So, I’ll leave it to you, the reader: do you think Georgia’s policy on outgoing transfers is too lenient, or are the best interests of the players in question the most important thing? I want hot takes.
When eight games is the sample size used to determine who will represent each division in the SEC Championship game on December 5th, it becomes important to look outside the commonalities in the schedule and see who has the inside track based on different isolated factors.
Today’s factor? Luck of the draw, as the SEC is now in year three of its 6+1+1 model (six versus division opponents, one permanent crossover, one rotating rival among the other six). Whether this is the best way to schedule is a debate for another day, but what is not debatable is that some crossover combinations are stronger than others.
Missouri, for an obvious example, is 4-0 in the regular season the past two years against the West. With those opponents’ combined record at 30-20, the only impressive win was in 2013 at home against Johnny Manziel’s Texas A&M squad. For comparison’s sake, Georgia draws Auburn every year, and the past two years have seen an Auburn team lose in the national championship and one rank in the top 10 all season until a November 15 loss to…Georgia.

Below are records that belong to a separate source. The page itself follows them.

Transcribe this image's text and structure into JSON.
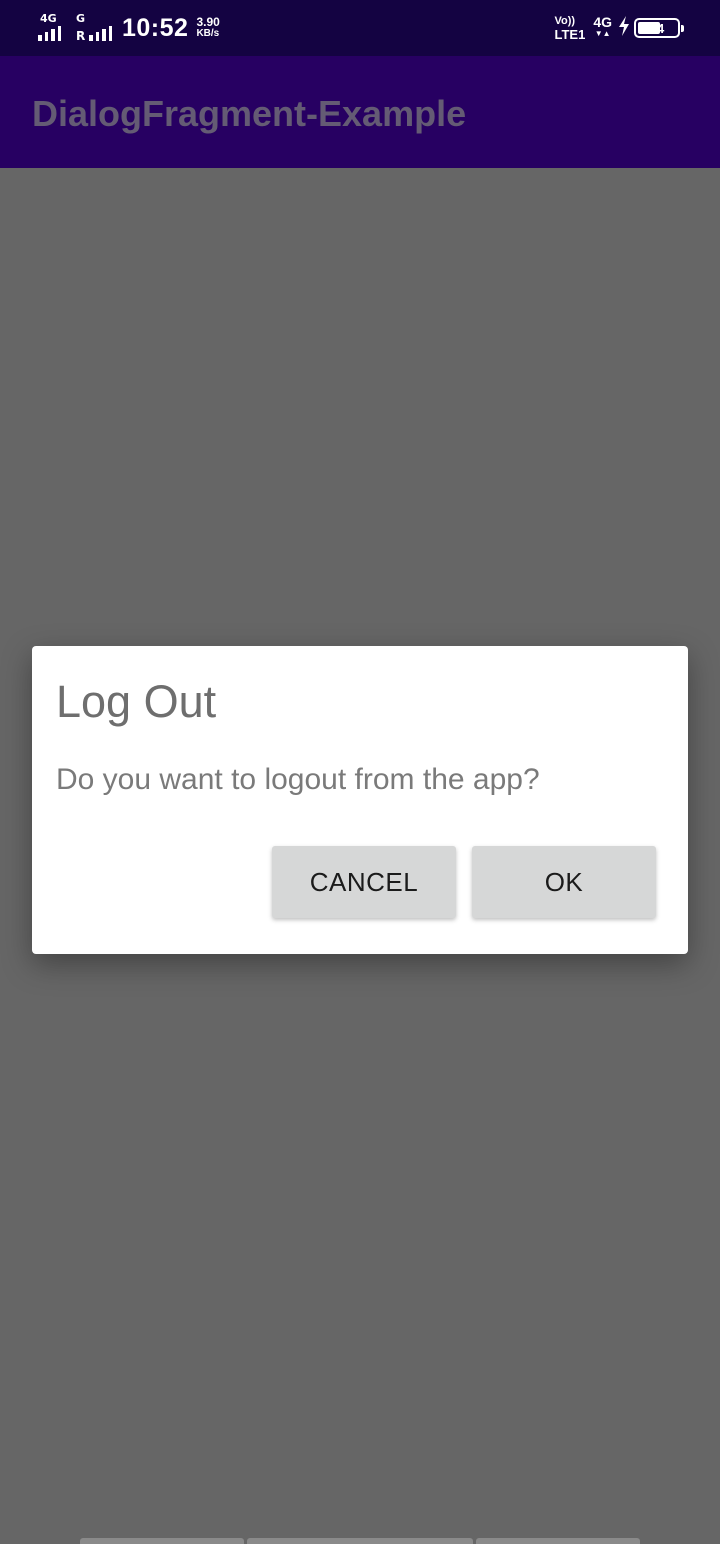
{
  "status_bar": {
    "sim1_tag": "4G",
    "sim2_tag": "G",
    "sim2_roaming": "R",
    "time": "10:52",
    "speed_value": "3.90",
    "speed_unit": "KB/s",
    "volte_top": "Vo))",
    "volte_bottom": "LTE1",
    "network": "4G",
    "battery_level": "54",
    "icons": [
      "signal-icon",
      "signal-icon",
      "volte-icon",
      "network-icon",
      "charging-icon",
      "battery-icon"
    ]
  },
  "app_bar": {
    "title": "DialogFragment-Example"
  },
  "dialog": {
    "title": "Log Out",
    "message": "Do you want to logout from the app?",
    "cancel_label": "CANCEL",
    "ok_label": "OK"
  },
  "colors": {
    "status_bar": "#140342",
    "app_bar": "#270062",
    "scrim": "#666666",
    "dialog_bg": "#ffffff",
    "button_bg": "#d6d7d7"
  }
}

Any follower of Georgia football knows why this is worthy discussion, and why I bring it up. Georgia draws two top-5 opponents from the SEC West this year. On a more macro scale, it’s interesting to see the traditional flag-bearers for the East’s crossover opponents. Florida with LSU. Tennessee with “Bama. Georgia with Auburn. With LSU, Alabama, and Auburn on varying degrees of historic runs, it’s no wonder the (perceived, therefore actual) strength of the conference lies in the West.
Who’s got the easiest road to hoe outside of the East this year?

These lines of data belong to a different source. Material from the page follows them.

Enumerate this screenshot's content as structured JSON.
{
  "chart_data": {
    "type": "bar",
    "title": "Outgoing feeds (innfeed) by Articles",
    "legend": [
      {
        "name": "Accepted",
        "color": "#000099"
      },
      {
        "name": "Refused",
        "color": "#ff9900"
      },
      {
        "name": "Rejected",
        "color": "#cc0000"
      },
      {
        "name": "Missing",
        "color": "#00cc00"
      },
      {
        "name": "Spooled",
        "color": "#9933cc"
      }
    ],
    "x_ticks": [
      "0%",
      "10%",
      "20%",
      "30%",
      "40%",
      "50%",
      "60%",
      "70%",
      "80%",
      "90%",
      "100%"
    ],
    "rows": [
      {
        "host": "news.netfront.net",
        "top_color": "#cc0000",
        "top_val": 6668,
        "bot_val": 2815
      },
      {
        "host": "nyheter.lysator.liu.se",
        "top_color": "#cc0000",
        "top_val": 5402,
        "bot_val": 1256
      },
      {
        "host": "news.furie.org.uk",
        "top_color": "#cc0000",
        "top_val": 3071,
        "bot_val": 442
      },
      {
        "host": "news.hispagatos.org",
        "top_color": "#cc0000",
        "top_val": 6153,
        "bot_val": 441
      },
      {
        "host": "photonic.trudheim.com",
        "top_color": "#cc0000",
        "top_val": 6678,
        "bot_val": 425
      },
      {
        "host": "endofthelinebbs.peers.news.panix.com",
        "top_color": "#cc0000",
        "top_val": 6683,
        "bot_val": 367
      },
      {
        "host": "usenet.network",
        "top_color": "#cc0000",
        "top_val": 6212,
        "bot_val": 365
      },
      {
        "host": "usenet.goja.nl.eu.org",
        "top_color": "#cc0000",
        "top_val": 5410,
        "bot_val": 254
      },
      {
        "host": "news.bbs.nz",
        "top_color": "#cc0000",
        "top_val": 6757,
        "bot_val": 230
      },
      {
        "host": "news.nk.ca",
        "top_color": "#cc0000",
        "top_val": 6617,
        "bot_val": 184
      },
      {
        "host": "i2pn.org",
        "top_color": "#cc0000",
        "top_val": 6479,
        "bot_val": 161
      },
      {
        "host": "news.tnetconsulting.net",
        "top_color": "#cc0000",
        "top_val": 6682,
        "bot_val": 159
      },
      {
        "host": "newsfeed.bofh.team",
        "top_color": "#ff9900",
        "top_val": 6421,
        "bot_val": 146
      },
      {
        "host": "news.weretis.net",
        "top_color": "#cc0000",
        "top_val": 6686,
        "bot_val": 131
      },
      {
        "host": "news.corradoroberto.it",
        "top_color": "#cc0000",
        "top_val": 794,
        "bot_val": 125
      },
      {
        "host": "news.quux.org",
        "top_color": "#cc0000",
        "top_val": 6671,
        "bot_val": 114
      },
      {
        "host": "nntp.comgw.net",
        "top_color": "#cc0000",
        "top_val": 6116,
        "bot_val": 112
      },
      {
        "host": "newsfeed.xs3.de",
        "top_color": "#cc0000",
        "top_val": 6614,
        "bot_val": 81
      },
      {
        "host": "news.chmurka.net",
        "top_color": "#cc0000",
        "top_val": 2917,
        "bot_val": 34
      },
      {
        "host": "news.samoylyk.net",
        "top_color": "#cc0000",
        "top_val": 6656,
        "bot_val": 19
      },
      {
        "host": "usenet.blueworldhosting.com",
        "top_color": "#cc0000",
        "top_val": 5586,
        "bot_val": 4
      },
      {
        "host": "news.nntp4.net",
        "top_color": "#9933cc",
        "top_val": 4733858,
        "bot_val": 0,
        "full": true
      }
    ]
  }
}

1) Missouri: Mississippi State, at Arkansas: WELL LOOKY THERE! For the third straight year, Mizzou dodges Bama/Auburn/LSU, as well as a very scary Ole Miss team. Could Arkansas be dangerous? Totally. But assuming another offseason suddenly makes Brandon Allen a good quarterback is a tough way to sell me on Arkansas as a contender.
Just warning y’all now, Missouri could pretty easily do it again.

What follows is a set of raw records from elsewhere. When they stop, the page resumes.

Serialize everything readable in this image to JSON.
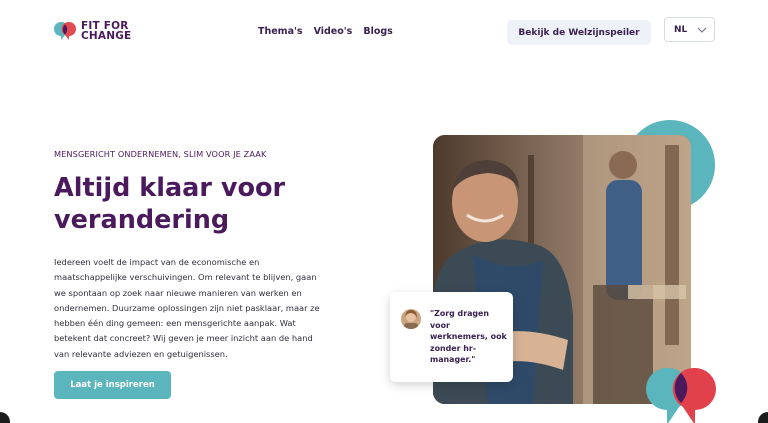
{
  "header": {
    "logo_line1": "FIT FOR",
    "logo_line2": "CHANGE",
    "nav": [
      "Thema's",
      "Video's",
      "Blogs"
    ],
    "cta_label": "Bekijk de Welzijnspeiler",
    "language": "NL"
  },
  "hero": {
    "eyebrow": "MENSGERICHT ONDERNEMEN, SLIM VOOR JE ZAAK",
    "title_line1": "Altijd klaar voor",
    "title_line2": "verandering",
    "body": "Iedereen voelt de impact van de economische en maatschappelijke verschuivingen. Om relevant te blijven, gaan we spontaan op zoek naar nieuwe manieren van werken en ondernemen. Duurzame oplossingen zijn niet pasklaar, maar ze hebben één ding gemeen: een mensgerichte aanpak. Wat betekent dat concreet? Wij geven je meer inzicht aan de hand van relevante adviezen en getuigenissen.",
    "cta_label": "Laat je inspireren"
  },
  "quote": {
    "text": "\"Zorg dragen voor werknemers, ook zonder hr-manager.\""
  },
  "colors": {
    "brand_purple": "#4a1a5c",
    "teal": "#5bb5bd",
    "red": "#e0414a",
    "button_light": "#eef2f8"
  },
  "icons": {
    "logo": "speech-bubbles-logo",
    "language_toggle": "chevron-down-icon",
    "decoration": "speech-bubbles-brand-mark"
  }
}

2) *disclaimer: none of the rest of these are what one would consider ‘easy’* Kentucky: Auburn, at Mississippi State: I still think Miss. State is the leader to be in the cellar of the SEC West. Kentucky gets them on the road, and has at least a chance against Auburn. Maybe.
3) South Carolina: LSU, at Texas A&M: With Anthony Jennings possibly sidelined, LSU’s lack of QB play makes beating the Tigers at home possible for the ‘Cocks. And yes, I saw what aTm and Kenny Trill (remember him?) did at SC to open the year last year, but they’re at best middle-of-the-pack in the West.
4) Vanderbilt: at Ole Miss, Texas A&M: Notice a trend? The bottom four in the SEC Championship odds have the four easiest crossover schedules. I ALLUDED TO THIS ABOVE TOO!
Oh, and Vandy won’t win either of these games.
5) Tennessee: Arkansas, at Alabama: You figure they’ve at least got a shot against Arky at home. The third Saturday in October will be a ‘Roll Tide’ weekend for Georgia fans, as Tennessee is the second-most talented team in the East. Still think Missouri is the biggest challenger, though.
6) Florida: Ole Miss, at LSU: Not to spoil anything for our upcoming previews, but I think Ole Miss is a serious contender not only for the West, but for a playoff berth. And Death Valley is Death Valley.
7) Georgia: Alabama, at Auburn: Obviously, the impetus for this post. If you told me Georgia was going to split at worst, I’d buy a ticket to the SEC Championship game today. But…many publications are picking BOTH of these teams for the CFP. That’s rough sailing for a team breaking in a new QB.